At the very least, the Phillies would like to find out. Brown was hitting .293 with 19 home runs and a .938 OPS in 240 plate appearances on June 8, 2013. He has hit .242 with 18 home runs and a .665 OPS in 812 plate appearances since. I do believe the Phils optioned Brown to Triple-A Lehigh Valley last week because they wanted to get him right before calling him up to the big leagues. I also think they wanted to give him a wake-up call.

Brown has essentially had a little more than two productive months in his career. (He had a .703 OPS across 492 plate appearances entering the 2013 season.) If and when Brown rejoins the Phillies, he will need to start producing.

Don't you think it's time for the Phillies to call up Maikel Franco from Triple-A? He's been tearing it up so far.
-- Arthur B., Falls Church, Va.

Top Prospects: Franco, PHI

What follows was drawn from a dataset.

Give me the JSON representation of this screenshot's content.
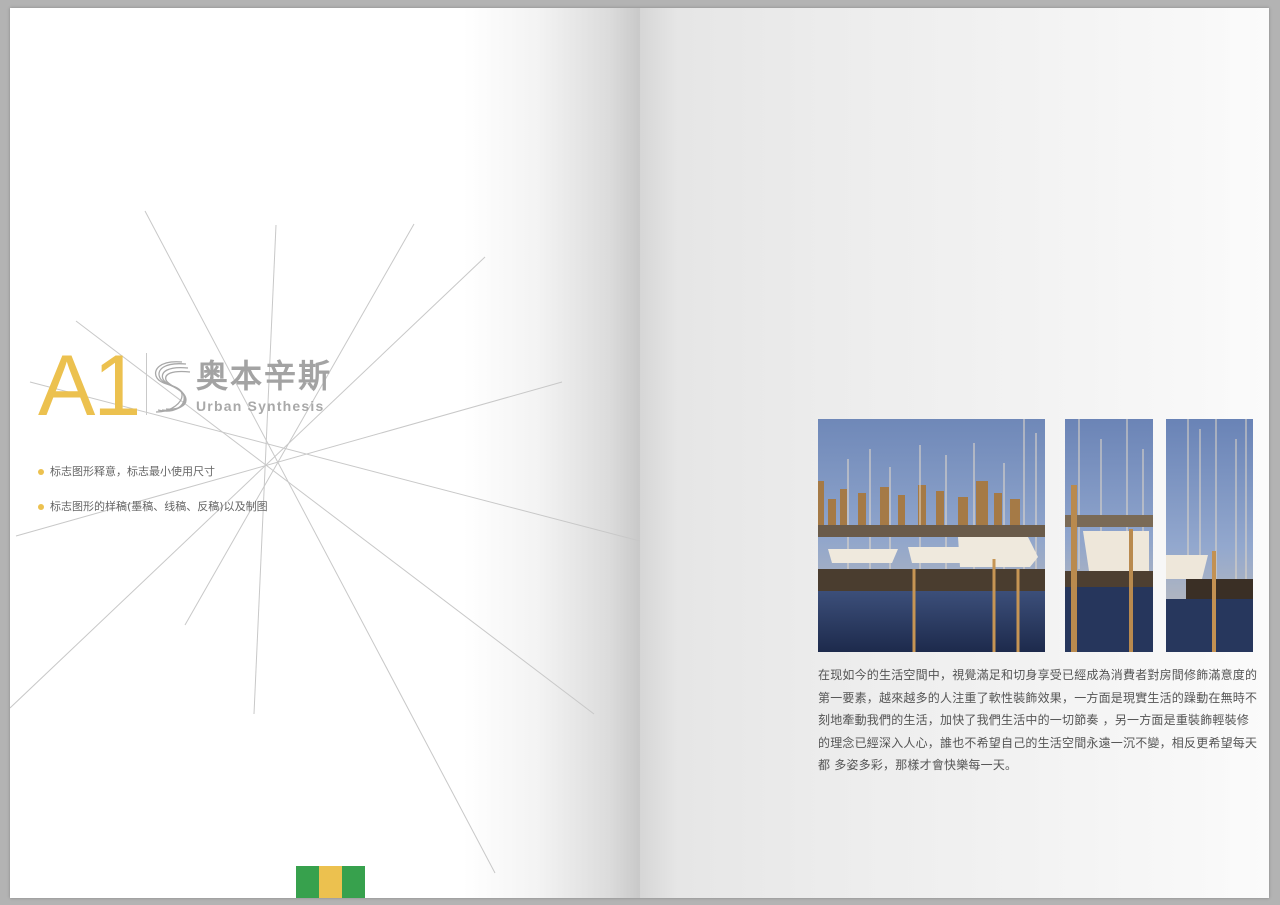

A promotion for Franco -- the Phillies' No. 3 prospect, according to MLB.com -- could be coming soon, but there is no reason to rush. First, if he is promoted before May 15, he could become a free agent following the 2020 season. If Franco is promoted on May 15 or later, he could become a free agent following the '21 season. That should be a huge consideration for a rebuilding team. In fact, I think the Phils would be negligent to promote him any earlier for just that reason.

I have heard of players getting thrown off by being rushed to the big leagues. I have never heard of a player whose career has been ruined because an organization was too patient with him. If Franco has to wait a few weeks, let him wait. He can continue to play every day in Triple-A and gain experience and confidence. I feel the same way about No. 2 prospect Aaron Nola at Double-A Reading, as well as every other top prospect in the organization.

The Phillies should promote their top prospects only when they are ready, not because fans are looking to see something different. What is the goal here? A little instant gratification or returning to postseason contention for multiple seasons? People need to look long range here.

Todd Zolecki is a reporter for MLB.com. Read his Phillies blog The Zo Zone. Follow him on Twitter. This story was not subject to the approval of Major League Baseball or its clubs.